There was a residual police presence in Taksim. There were at least two armoured crowd-control trucks with water cannon on them. Yet, to my knowledge there were no deaths. This is in direct contrast to the rash of killings in Egypt which is very lamentable. I had to cancel my time in Egypt and will now just get off in Cairo to change places whole en route to Addis Ababa. I hope that things improve there very soon.
Taksim in on one of Istanbul’s many hills. There is an inclined railway, or funicular, built that goes up to Taksim Square. I’d been walking in the past but decided to try it out. Apparently it opened to much fanfare in 2006. Unfortunately, Chile ruined this for me with the creaky, colourful and fun funiculars of Valparaiso. This one was underground, utilitarian and just outright boring. All future trips were just treks by foot. One evening I was walking down the hill and saw some cool t-shirts at a little store that was perhaps 10’ across. I kept on going but by the bottom of the hill I had a chance to reflect on how I was short on T-shirts. Back up I went. The incline plus the 30-something heat meant I was a sweaty guy. I bought a psychedelic tiger shirt without trying it on because in my current state trying would be the same as buying. At least by not trying it on it would not be stuck on for hours until I found some airconditioning.
The tiger shirt, it turned out, would have fit a lot better had it not been for me ability to eat street seafood without becoming deathly ill. It is an awfully tight fit. I was not expecting this – I must have accidentally stopped at a place for emaciated tourists. I was hoping to have a place catering to the sturdy Turkish fellows and therefore get something with a lot more breathing room. Who knows, perhaps the African cuisine will have me swimming in the Tiger shirt by the end of August. Well, I sort of doubt that as I know Ethiopian food is very good per the place on Whyte Ave.
I made it to the most famous Turkish bathhouse as well. It’s where you get scrubbed down and massaged with a fair amount of vigor.
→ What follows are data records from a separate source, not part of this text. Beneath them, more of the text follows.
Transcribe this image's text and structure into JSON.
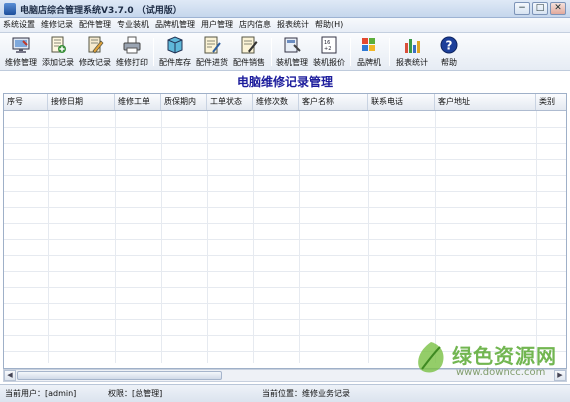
{
  "window": {
    "title": "电脑店综合管理系统V3.7.0 （试用版）",
    "controls": [
      "−",
      "□",
      "✕"
    ]
  },
  "menu": {
    "items": [
      "系统设置",
      "维修记录",
      "配件管理",
      "专业装机",
      "品牌机管理",
      "用户管理",
      "店内信息",
      "报表统计",
      "帮助(H)"
    ]
  },
  "toolbar": {
    "buttons": [
      {
        "label": "维修管理",
        "icon": "monitor-repair-icon"
      },
      {
        "label": "添加记录",
        "icon": "add-record-icon"
      },
      {
        "label": "修改记录",
        "icon": "edit-record-icon"
      },
      {
        "label": "维修打印",
        "icon": "printer-icon"
      },
      {
        "label": "配件库存",
        "icon": "parts-stock-icon"
      },
      {
        "label": "配件进货",
        "icon": "parts-purchase-icon"
      },
      {
        "label": "配件销售",
        "icon": "parts-sales-icon"
      },
      {
        "label": "装机管理",
        "icon": "assembly-manage-icon"
      },
      {
        "label": "装机报价",
        "icon": "assembly-quote-icon"
      },
      {
        "label": "品牌机",
        "icon": "brand-pc-icon"
      },
      {
        "label": "报表统计",
        "icon": "bar-chart-icon"
      },
      {
        "label": "帮助",
        "icon": "help-icon"
      }
    ]
  },
  "main": {
    "title": "电脑维修记录管理"
  },
  "table": {
    "columns": [
      "序号",
      "接修日期",
      "维修工单",
      "质保期内",
      "工单状态",
      "维修次数",
      "客户名称",
      "联系电话",
      "客户地址",
      "类别"
    ],
    "rows": []
  },
  "status": {
    "user": "当前用户：[admin]",
    "permission": "权限：[总管理]",
    "location": "当前位置：维修业务记录"
  },
  "watermark": {
    "text": "绿色资源网",
    "url": "www.downcc.com"
  },
  "colors": {
    "title_blue": "#1c1c9c",
    "watermark_green": "#5aaa33"
  }
}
One blogger describes the attendants on the men’s side (there is no gender mixing allowed) as “men of few words and many pounds.” It was an interesting experience especially since I’d been backpacking for the past six weeks and had some worn-in travel grime. Halfway through the sandpaper style scrubbing the fellow pretzels my arms and does a chiropractic-style body slam. Then is the inquiry”
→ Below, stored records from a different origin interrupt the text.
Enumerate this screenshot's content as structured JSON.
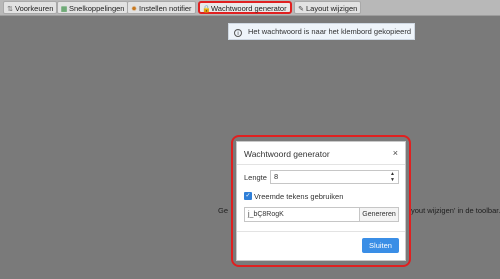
{
  "toolbar": {
    "items": [
      {
        "label": "Voorkeuren",
        "icon": "sliders-icon",
        "glyph": "⇅",
        "color": "#666666"
      },
      {
        "label": "Snelkoppelingen",
        "icon": "grid-icon",
        "glyph": "▦",
        "color": "#2e8b3a"
      },
      {
        "label": "Instellen notifier",
        "icon": "gear-icon",
        "glyph": "✹",
        "color": "#c8781e"
      },
      {
        "label": "Wachtwoord generator",
        "icon": "lock-icon",
        "glyph": "🔒",
        "color": "#c89a1e"
      },
      {
        "label": "Layout wijzigen",
        "icon": "edit-icon",
        "glyph": "✎",
        "color": "#444444"
      }
    ],
    "active_index": 3,
    "highlight_color": "#e02020"
  },
  "toast": {
    "icon": "info-icon",
    "glyph": "i",
    "text": "Het wachtwoord is naar het klembord gekopieerd"
  },
  "background": {
    "text_left": "Ge",
    "text_right": "yout wijzigen' in de toolbar."
  },
  "modal": {
    "title": "Wachtwoord generator",
    "close_glyph": "×",
    "length_label": "Lengte",
    "length_value": "8",
    "spin_glyph": "▲▼",
    "checkbox_checked": true,
    "checkbox_glyph": "✓",
    "checkbox_label": "Vreemde tekens gebruiken",
    "password": "j_bÇ8RogK",
    "generate_label": "Genereren",
    "close_label": "Sluiten",
    "accent": "#3a8ee6"
  }
}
“I get good tip right?”
I nod enthusiastically. Or defeatedly. Maybe that is what prevented any more amateur chiropractic moves on a huge marble slab. I was relieved either way. About an hour later I was done and ready to head to the showers. All was well. Nope, I was summoned back. There was another scrub down requited. It was getting a little tedious by then but I guess I’d paid for it so why not. Things weren’t terribly comfortable as it was a pumice stone of some sort. Then even less comfortable but I was trying to be a good sport. Then I figured I’d better save my skin in a more literal sense. I squirmed my way out the of the line of attack because it was not much fun. Saying yet to the final scrubbing was a mistake because I left looking rougher than I came, with red scrapes on the eyes and back of the neck. It was my fault for carrying on the tough act too long and for possibly having a pre-existing sunburn that would have been exacerbated.
On my last day I braved the Grand Bazaar and its 4000+ shops. This fellow had some interesting observations about salesmanship and the effective use of humour. It was not as intense as I thought – I made it a full 10 minutes before even aimless wandering before even getting one solicitation. This might be an indication that it’s time to shave. Or perhaps find a better fitting tiger shirt.